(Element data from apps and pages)
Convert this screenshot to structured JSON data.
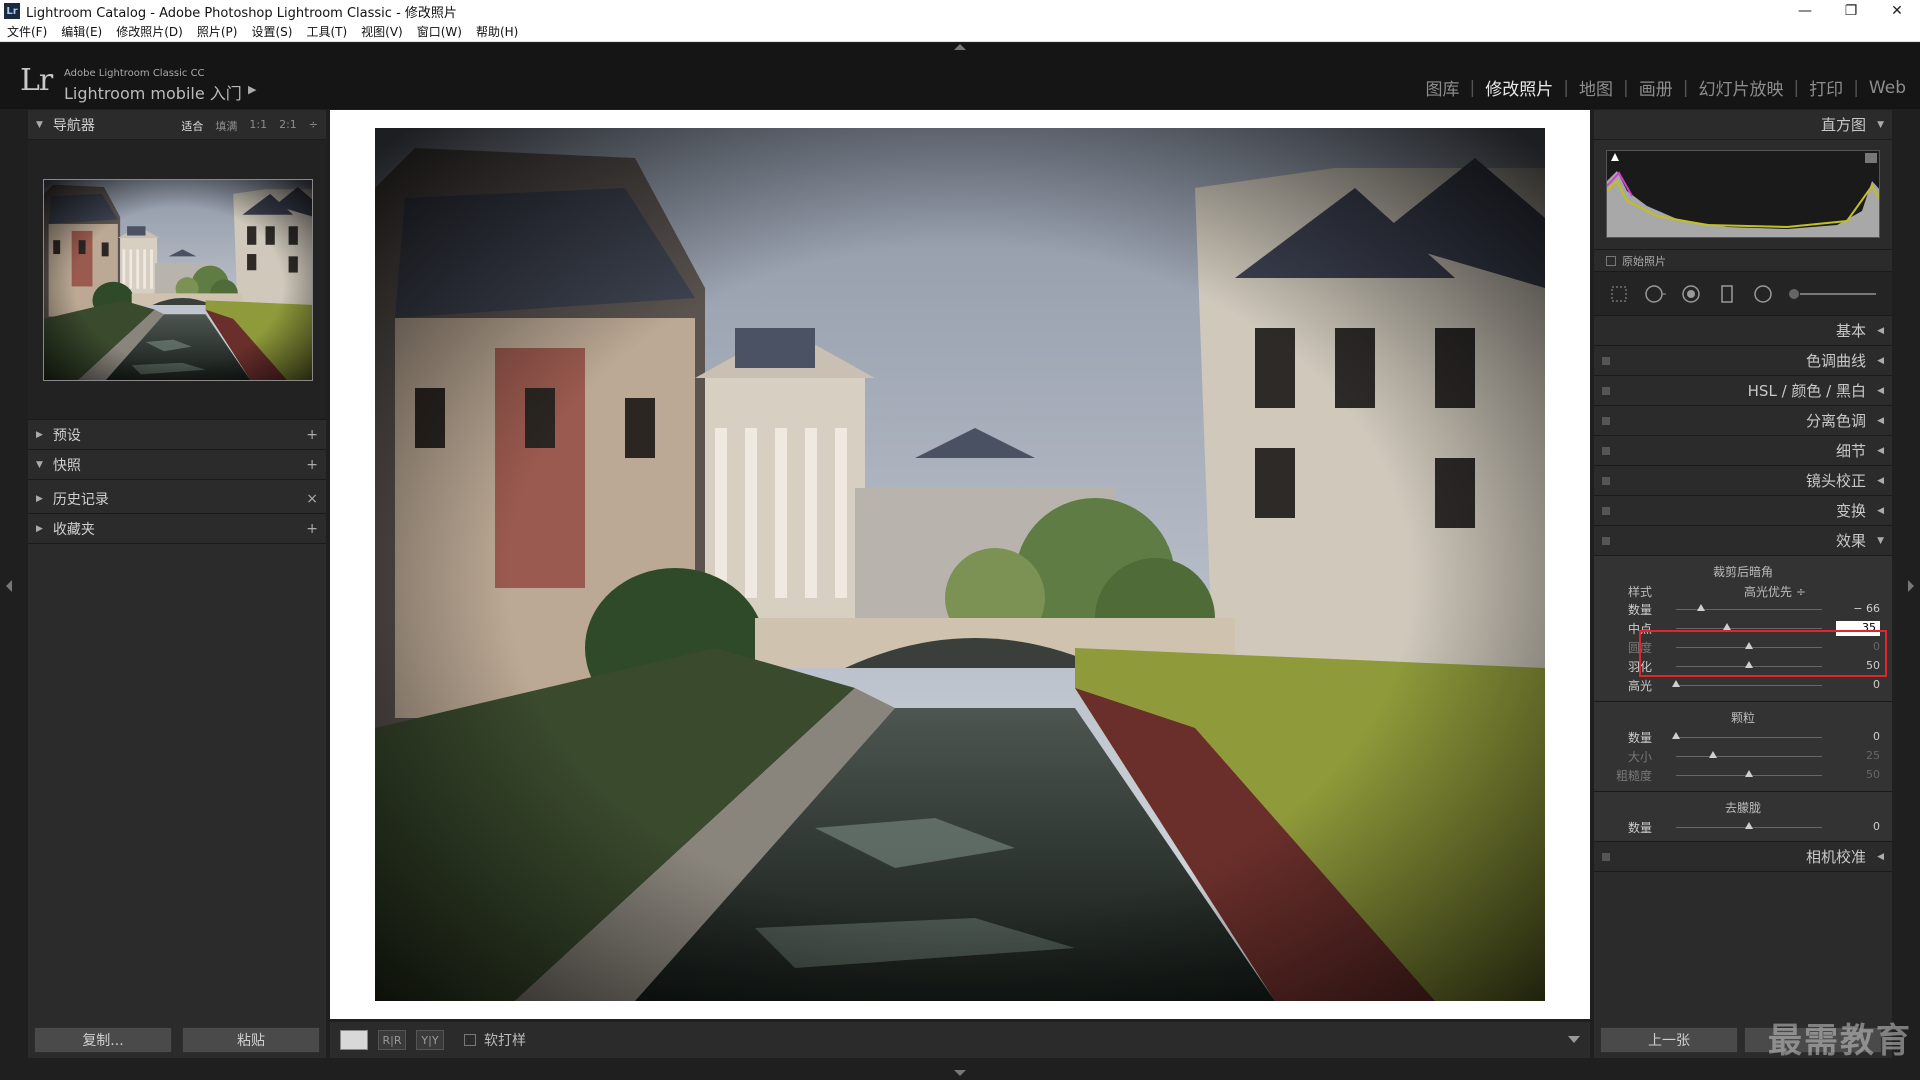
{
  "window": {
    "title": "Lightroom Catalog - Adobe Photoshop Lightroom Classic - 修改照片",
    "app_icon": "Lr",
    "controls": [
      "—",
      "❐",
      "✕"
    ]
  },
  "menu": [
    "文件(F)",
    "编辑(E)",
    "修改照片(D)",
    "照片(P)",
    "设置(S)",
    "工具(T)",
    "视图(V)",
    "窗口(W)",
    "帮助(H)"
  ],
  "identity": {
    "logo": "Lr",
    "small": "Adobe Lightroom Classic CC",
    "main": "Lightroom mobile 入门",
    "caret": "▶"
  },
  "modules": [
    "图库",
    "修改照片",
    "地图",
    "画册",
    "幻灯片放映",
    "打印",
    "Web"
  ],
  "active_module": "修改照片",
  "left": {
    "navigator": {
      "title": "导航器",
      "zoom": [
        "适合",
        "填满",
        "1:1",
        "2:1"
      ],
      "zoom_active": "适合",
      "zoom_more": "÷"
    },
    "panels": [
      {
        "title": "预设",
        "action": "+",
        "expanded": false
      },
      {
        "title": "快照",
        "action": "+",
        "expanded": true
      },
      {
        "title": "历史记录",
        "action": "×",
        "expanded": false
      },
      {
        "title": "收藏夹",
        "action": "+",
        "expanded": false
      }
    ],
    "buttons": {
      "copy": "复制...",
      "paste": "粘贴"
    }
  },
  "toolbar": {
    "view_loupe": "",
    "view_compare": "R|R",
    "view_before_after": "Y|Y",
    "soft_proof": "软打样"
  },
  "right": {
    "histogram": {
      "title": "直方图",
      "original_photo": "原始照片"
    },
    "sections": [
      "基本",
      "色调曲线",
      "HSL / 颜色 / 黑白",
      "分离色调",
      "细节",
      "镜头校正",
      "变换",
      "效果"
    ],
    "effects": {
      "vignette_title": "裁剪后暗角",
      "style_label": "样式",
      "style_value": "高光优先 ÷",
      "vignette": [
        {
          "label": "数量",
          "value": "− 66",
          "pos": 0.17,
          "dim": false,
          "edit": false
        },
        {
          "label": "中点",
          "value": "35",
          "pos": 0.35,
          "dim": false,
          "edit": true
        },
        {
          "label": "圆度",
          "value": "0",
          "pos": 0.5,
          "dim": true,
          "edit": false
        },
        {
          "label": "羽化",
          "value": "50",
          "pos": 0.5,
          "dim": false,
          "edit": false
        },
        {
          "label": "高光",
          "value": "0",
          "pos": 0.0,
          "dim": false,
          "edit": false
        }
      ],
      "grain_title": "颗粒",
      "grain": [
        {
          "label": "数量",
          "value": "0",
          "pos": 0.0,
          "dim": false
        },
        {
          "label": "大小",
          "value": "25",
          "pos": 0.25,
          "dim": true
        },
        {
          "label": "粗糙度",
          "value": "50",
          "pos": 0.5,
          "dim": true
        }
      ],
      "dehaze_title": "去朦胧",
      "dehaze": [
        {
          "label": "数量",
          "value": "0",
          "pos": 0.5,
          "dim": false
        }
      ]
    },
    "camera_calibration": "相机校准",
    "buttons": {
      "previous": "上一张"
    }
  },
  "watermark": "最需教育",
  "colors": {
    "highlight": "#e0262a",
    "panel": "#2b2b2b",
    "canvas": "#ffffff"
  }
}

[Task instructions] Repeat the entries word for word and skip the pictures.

[Answer section]
Convert this screenshot to structured JSON data.
{
  "window": {
    "title": "Lightroom Catalog - Adobe Photoshop Lightroom Classic - 修改照片",
    "app_icon": "Lr",
    "controls": [
      "—",
      "❐",
      "✕"
    ]
  },
  "menu": [
    "文件(F)",
    "编辑(E)",
    "修改照片(D)",
    "照片(P)",
    "设置(S)",
    "工具(T)",
    "视图(V)",
    "窗口(W)",
    "帮助(H)"
  ],
  "identity": {
    "logo": "Lr",
    "small": "Adobe Lightroom Classic CC",
    "main": "Lightroom mobile 入门",
    "caret": "▶"
  },
  "modules": [
    "图库",
    "修改照片",
    "地图",
    "画册",
    "幻灯片放映",
    "打印",
    "Web"
  ],
  "active_module": "修改照片",
  "left": {
    "navigator": {
      "title": "导航器",
      "zoom": [
        "适合",
        "填满",
        "1:1",
        "2:1"
      ],
      "zoom_active": "适合",
      "zoom_more": "÷"
    },
    "panels": [
      {
        "title": "预设",
        "action": "+",
        "expanded": false
      },
      {
        "title": "快照",
        "action": "+",
        "expanded": true
      },
      {
        "title": "历史记录",
        "action": "×",
        "expanded": false
      },
      {
        "title": "收藏夹",
        "action": "+",
        "expanded": false
      }
    ],
    "buttons": {
      "copy": "复制...",
      "paste": "粘贴"
    }
  },
  "toolbar": {
    "view_loupe": "",
    "view_compare": "R|R",
    "view_before_after": "Y|Y",
    "soft_proof": "软打样"
  },
  "right": {
    "histogram": {
      "title": "直方图",
      "original_photo": "原始照片"
    },
    "sections": [
      "基本",
      "色调曲线",
      "HSL / 颜色 / 黑白",
      "分离色调",
      "细节",
      "镜头校正",
      "变换",
      "效果"
    ],
    "effects": {
      "vignette_title": "裁剪后暗角",
      "style_label": "样式",
      "style_value": "高光优先 ÷",
      "vignette": [
        {
          "label": "数量",
          "value": "− 66",
          "pos": 0.17,
          "dim": false,
          "edit": false
        },
        {
          "label": "中点",
          "value": "35",
          "pos": 0.35,
          "dim": false,
          "edit": true
        },
        {
          "label": "圆度",
          "value": "0",
          "pos": 0.5,
          "dim": true,
          "edit": false
        },
        {
          "label": "羽化",
          "value": "50",
          "pos": 0.5,
          "dim": false,
          "edit": false
        },
        {
          "label": "高光",
          "value": "0",
          "pos": 0.0,
          "dim": false,
          "edit": false
        }
      ],
      "grain_title": "颗粒",
      "grain": [
        {
          "label": "数量",
          "value": "0",
          "pos": 0.0,
          "dim": false
        },
        {
          "label": "大小",
          "value": "25",
          "pos": 0.25,
          "dim": true
        },
        {
          "label": "粗糙度",
          "value": "50",
          "pos": 0.5,
          "dim": true
        }
      ],
      "dehaze_title": "去朦胧",
      "dehaze": [
        {
          "label": "数量",
          "value": "0",
          "pos": 0.5,
          "dim": false
        }
      ]
    },
    "camera_calibration": "相机校准",
    "buttons": {
      "previous": "上一张"
    }
  },
  "watermark": "最需教育",
  "colors": {
    "highlight": "#e0262a",
    "panel": "#2b2b2b",
    "canvas": "#ffffff"
  }
}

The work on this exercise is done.